EXERCISE REQUIREMENTS
Extract each line of the records below that contains the word "title".

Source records
-*-

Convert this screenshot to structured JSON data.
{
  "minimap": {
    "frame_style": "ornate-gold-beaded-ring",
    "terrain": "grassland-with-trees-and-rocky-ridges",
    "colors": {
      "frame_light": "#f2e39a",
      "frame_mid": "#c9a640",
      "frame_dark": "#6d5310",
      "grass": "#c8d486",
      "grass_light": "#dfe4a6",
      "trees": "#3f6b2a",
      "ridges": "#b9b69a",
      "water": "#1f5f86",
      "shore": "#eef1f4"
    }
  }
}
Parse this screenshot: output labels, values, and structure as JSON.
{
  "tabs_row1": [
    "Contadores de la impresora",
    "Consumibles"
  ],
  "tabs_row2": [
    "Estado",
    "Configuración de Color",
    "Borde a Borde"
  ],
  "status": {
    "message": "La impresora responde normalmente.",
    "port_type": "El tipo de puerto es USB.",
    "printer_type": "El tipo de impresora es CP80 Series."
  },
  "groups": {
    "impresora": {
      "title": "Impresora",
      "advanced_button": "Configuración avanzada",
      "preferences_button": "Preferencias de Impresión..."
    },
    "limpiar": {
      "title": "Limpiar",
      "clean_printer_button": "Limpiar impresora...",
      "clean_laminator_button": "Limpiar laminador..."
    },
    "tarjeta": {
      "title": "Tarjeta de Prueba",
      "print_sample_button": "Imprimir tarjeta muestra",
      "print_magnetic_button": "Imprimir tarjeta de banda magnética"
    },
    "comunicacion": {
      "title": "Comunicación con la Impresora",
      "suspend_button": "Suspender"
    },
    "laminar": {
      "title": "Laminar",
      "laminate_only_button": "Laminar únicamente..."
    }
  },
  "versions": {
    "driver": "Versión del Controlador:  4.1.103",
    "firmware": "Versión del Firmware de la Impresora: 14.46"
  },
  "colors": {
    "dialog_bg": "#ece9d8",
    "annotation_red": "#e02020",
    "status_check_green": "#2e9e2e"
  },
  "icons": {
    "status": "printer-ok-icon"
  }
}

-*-

THE COMPLETED TASK
      "title": "Impresora",
      "title": "Limpiar",
      "title": "Tarjeta de Prueba",
      "title": "Comunicación con la Impresora",
      "title": "Laminar",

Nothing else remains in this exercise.